We left Rock Hall early in the morning, as I was eager to head to Baltimore to photograph a few women who agreed to participate in my current project. We also wanted to get going early as there were storms predicted for that evening which we hoped to avoid and my friend Vicki, was arriving by bus that day to spend the night aboard Bear.
Coming out of Rock Hall, we had to retrace the same steps we made yesterday, which meant heading South down the channel to avoid a large field of crab traps, and then turning North toward our destination.
As we came up the Patapsco River, I received a text from Vicki that said she had arrived at the bus station. We were still a couple of hours away at that point, so we decided that we would rendezvous at the National Aquarium later in the afternoon.
The exact location of S/V Bear when Vicki texted and said she had arrived

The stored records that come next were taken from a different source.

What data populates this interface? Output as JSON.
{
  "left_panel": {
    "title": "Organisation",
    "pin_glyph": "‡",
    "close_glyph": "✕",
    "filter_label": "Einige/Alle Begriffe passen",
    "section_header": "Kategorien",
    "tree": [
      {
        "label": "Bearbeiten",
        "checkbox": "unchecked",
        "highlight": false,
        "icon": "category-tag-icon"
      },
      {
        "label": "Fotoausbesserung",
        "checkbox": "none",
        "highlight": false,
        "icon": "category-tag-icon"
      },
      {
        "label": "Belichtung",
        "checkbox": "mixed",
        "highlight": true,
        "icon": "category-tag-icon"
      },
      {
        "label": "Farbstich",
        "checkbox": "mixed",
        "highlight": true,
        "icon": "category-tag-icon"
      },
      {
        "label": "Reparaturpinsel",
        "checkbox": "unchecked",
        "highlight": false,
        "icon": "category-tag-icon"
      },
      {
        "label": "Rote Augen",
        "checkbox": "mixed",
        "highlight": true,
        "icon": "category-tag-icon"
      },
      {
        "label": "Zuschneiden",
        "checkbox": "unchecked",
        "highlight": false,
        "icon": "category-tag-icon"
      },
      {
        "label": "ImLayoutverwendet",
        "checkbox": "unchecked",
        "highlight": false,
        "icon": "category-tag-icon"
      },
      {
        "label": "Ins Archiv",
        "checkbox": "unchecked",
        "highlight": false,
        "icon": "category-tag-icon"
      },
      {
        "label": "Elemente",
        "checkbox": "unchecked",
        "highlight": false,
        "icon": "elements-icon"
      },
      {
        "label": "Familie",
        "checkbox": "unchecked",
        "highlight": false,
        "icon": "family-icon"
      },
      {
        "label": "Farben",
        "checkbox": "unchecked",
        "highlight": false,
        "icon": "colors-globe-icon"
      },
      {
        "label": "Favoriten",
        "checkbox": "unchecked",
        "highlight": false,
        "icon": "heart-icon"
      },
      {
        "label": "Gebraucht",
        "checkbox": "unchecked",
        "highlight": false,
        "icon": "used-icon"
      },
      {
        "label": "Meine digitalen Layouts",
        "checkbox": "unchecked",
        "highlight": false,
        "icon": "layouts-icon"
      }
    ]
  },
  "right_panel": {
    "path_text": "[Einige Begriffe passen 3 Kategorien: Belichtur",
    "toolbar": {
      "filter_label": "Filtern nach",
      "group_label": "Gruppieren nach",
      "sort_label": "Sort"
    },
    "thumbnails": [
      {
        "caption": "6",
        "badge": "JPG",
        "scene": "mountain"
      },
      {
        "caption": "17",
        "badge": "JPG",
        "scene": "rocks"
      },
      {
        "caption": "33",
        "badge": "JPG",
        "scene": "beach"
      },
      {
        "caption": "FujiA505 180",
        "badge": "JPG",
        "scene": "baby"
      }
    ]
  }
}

On our approach to the Francis Scott Key bridge, we passed a rookery with hundreds of cormorants watching our transit just before we gave way to the super freighter Michigan Highway making its way South.
Just as we slipped under the bridge, a small cutter vessel appeared to be coming toward Bear. We both became a bit frazzled, assuming that we were about to be boarded by the Coast Guard. Luckily, the vessel stopped just off our port side and we realize that is was the Army Corp of Engineers, not the CG, surveying the channel. Though we have nothing to hide, and the CG has the right to do random safety checks, we did not have time to spare, as Vicki waited patiently for us ashore.
Large container ships and other commercial vessels lined the docks, dwarfing the dump trucks that carried away their cargo. Through my telephoto lens, these vehicles looked like Tonka Trucks rather than heavy duty machinery.
To our left was Fort McHenry, high atop a grassy hill. Key wrote the Star-Spangled Banner while held as prisoner aboard a British ship during the Battle of Fort McHenry in the War of 1812. He was inspired by the bombardment, hence rockets red glare and bombs bursting in air. Despite that, in the morning, the star spangled banner still waved above the fort.
I should mention two distinct smells that permeated the air in the Patapsco. The first was a noxious smell emanating from the sewage treatment plant on the South side of the river near the bridge. The second, and much more pleasant, was the molasses-like odor seeping from the Dominos Sugar processing plant. As the only working factory on the river, ships filled to the brim with sugar cane arrive regularly, which is then processed into the delicious granules for our favorite confections. We saw the precious cargo being unloaded from this ship below.
As we meandered up the river, we checked the potential anchorages, in search of a spot that would be protected from the copious amounts of wake and floating debris. We lucked out when our top choice of anchorages was empty, putting us right in the center of the Inner Harbor. As we set the hook between the USS Constellation and the National Aquarium we noticed that a few groups of tourists were taking pictures of Bear. Perhaps they thought we were a pirate ship or a part of the USS Constellation museum. Either way, it didn’t hurt our self-esteem one bit.
Just off our stern was the rental dock for the foot-peddled dragon boats. Our time in Baltimore was spent surrounded by purple and green monsters, who often brought curious families over to Bear to ask us questions about the boat.
Once we were content that the anchor had set, we took the dingy over to meet Vicki, who at this point, had spotted Bear, and was waving to us from shore near the Aquarium. Despite being hot and sweaty, we all exchanged hugs and pleasantries, and brought Vicki out to the boat to drop off her bags and freshen up a bit. Then we went ashore in search of libations and sustenance.
We picked a spot to eat based on who had the best happy hour specials within ear shot of where we had illegally tied up the dingy. With drinks in hand, we watched Brazil get humiliated as we scarfed down crab dip and caprese salad.
Around 5 o’clock, I packed up my camera gear and had Jeff and Vicki dingy me over to Harborview Marina, where I had plans to photograph two liveaboards. As they ferried me across the river, the sky grew ominously dark, and big grey clouds quickly rolled over the skyline. I knew that I had very little time to shoot on the dock, so as we pulled up, and I became assured that the women I was meeting were not actually men who had trolled me on FB, I bid a quick farewell to Jeff and Vicki who were going to explore the Domino factory.
The shoot went well, though I am sad to say that I was not able to coax the woman who was living aboard with her pet monkey, to be part of the series.